However, to start a B2B e-commerce business from scratch or to incorporate one into your existing B2C efforts, you’ll need a solid B2B strategy. That’s where a B2B e-commerce business plan comes in handy.
B2B E-Commerce Business Plan
Like any other business, you’ll need an e-commerce business plan to help you work out where you’re going, how you’re going to do it, and exactly what you’ll need to be successful.
Your B2B e-commerce business plan should include:
- An executive summary: A high-level overview of the business concept, including the products, visions and goals, your team, your marketing strategy, and expected growth trajectory.
- Your product plan: How will your products be sourced, manufactured, stored, and distributed? How much will the products cost to be produced?
- Market analysis: What does the industry as a whole look like? Where is the potential for growth? What are the gaps in the market?
- Customer profile: What do your ideal customers look like?
- Marketing plan: Where and how will you market your products to reach the desired customer profile? How much do you need to spend to acquire new customers?
How To Market Your B2B E-Commerce Business
Even if you’re well-versed in conducting B2C e-commerce marketing activities, marketing a B2B e-commerce business is an entirely different affair. Here’s a list of what you’ll need to think about when marketing your B2B e-commerce business:
How to present your products
Since purchase behavior is so different between B2C and B2B customers, the way you present your product offering is important.
Focus on how your products add value to your clients’ business. Since B2B e-commerce purchase journeys tend to be more research-intensive given the higher quantity of goods and higher price tag, make sure to include the following on your website:
- Buyers’ guides
- Case studies
- Customer support details
- Product/demo videos
Get detailed with product descriptions
Don’t leave the product descriptions to manufacturers or suppliers. Complement existing product descriptions with engaging details about how the product brings value to their business. If you want to go one step further, think carefully about your product photography plans too.
Create an informative FAQs list

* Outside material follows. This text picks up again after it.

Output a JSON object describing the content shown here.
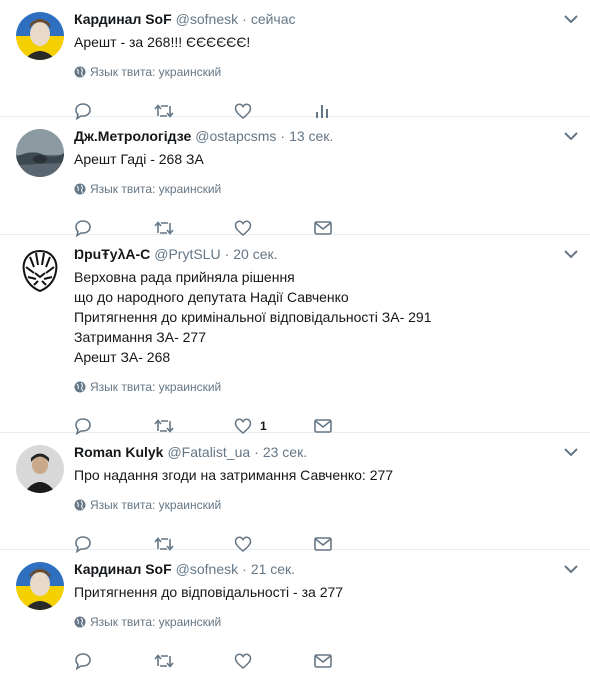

B2B e-commerce purchase journeys are less emotional than B2C customer journeys. Your B2B customers will want to know the facts about products, minimum order quantities, and any specialized information aimed at their specific industry or sector. Provide these through a frequently asked questions (FAQs) list.
Make sure your website is B2B-friendly
Your website itself is part of the marketing process. Make sure your website has the following features and capabilities for B2B audiences:
- Ability to set minimum/maximum order quantities on a per-item basis
- Offer volume-based discounts
- Customized pricing for different customer groups
- Multiple payment options such as procurement punchout, credit cards, automated clearing house (ACH) payments, and pay on credit
Take the Leap Into B2B E-Commerce
The good news about B2B e-commerce ventures is that there are thousands of product routes you can choose and become successful. The key, however, is to build up a product and marketing plan before jumping in headfirst.
Growing your B2B e-commerce business doesn’t have to be a complicated affair or take you years to set up. Always remember to go back to basics and start with what problem you are trying to solve for your customers. Once you pinpoint the solution, you’ll be well on your way to fostering customer relationships and sparking growth.